He held progressively responsible positions in education and government including as a classics professor at Liberia College, newspaper editor, Secretary of State, Interior Minister, and President of Liberia College. Throughout his career he wrote books and articles to inspire and encourage his fellow Africans to realize their self-worth and to raise their confidence. He never forgot the continuing support of Rev. Knox and in 1882 the College of Liberia honored Knox with an Honorary LLD degree.
“The President of the College, Revd. Edward Wilmot Blyden, DD., LLD., when a youth in St. Thomas, Danish West Indies, was brought to a knowledge of Christ through the instrumentality of Revd. Knox, and was in part instructed by him and induced to go to Liberia where he has risen to his present eminent usefulness,” according to the citation.
Fortunately, our children are benefiting from the work of Edward Wilmot Blyden and the Pan-African movement right here on St. John. Dr. Gilbert Sprauve, Professor Gene Emanuel, K. Leba Ola-Niyi, and Sele Adeyemi lead a tour of St. John including Fortsberg located on the private property of the Samuel family every year. Fortsberg was the site of the 1733 Slave Revolt, the most important event to ever happen in the history of St. John. The tour emphasizes the grueling labor conditions that maimed and killed the enslaved Africans. It’s much more pleasant to see white folks at Williamsburg sashaying around in period costumes but it’s not an accurate representation of living conditions in a slave society.

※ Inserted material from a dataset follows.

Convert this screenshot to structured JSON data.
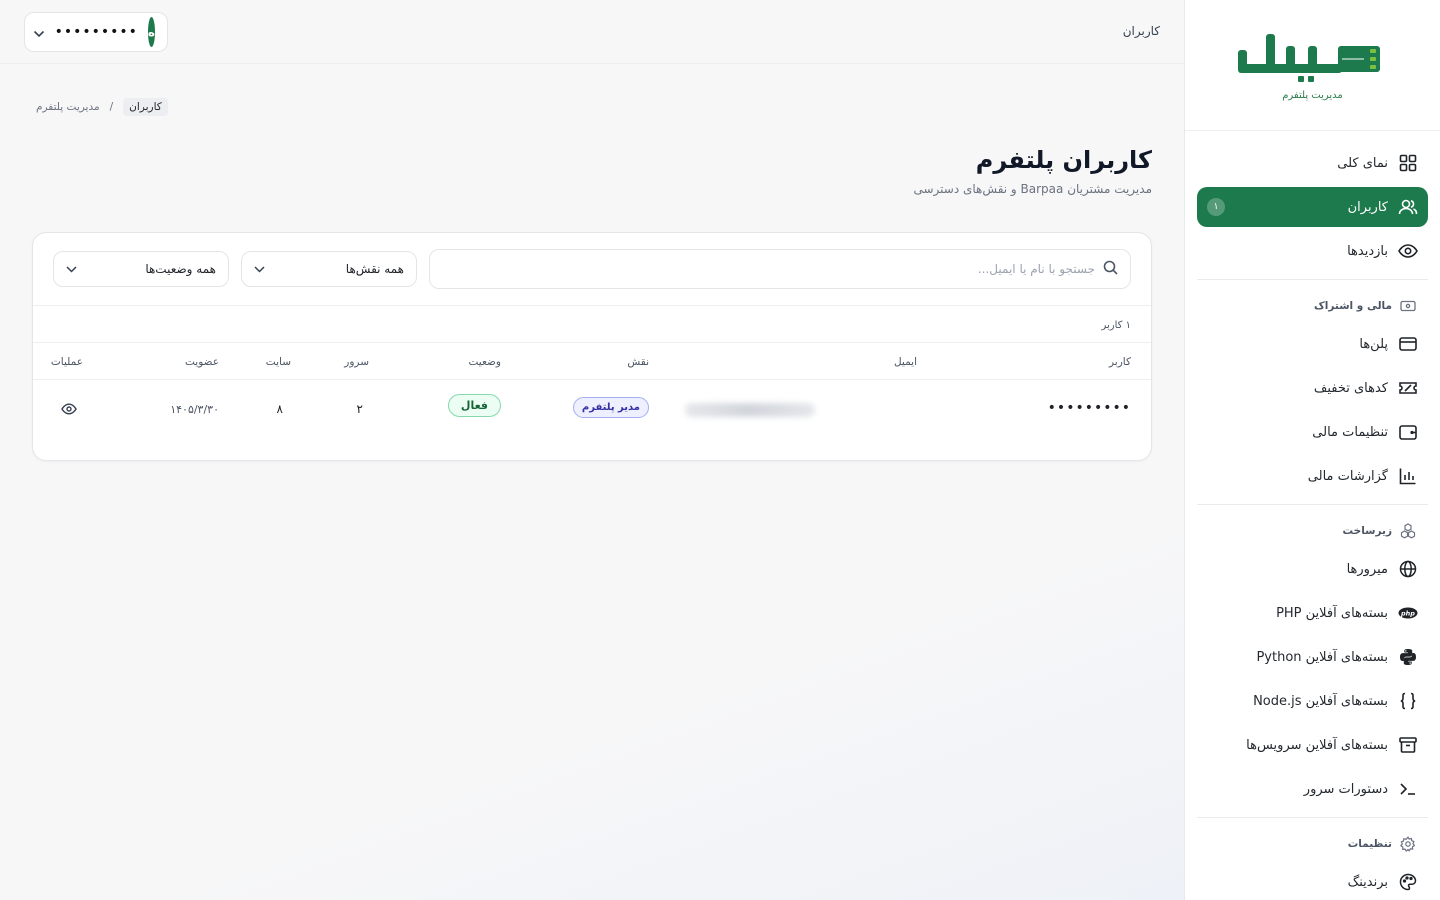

Please consider joining the Pan-African group on the Friday after Thanksgiving — November 28, 2008 — to learn some black history you won’t soon forget.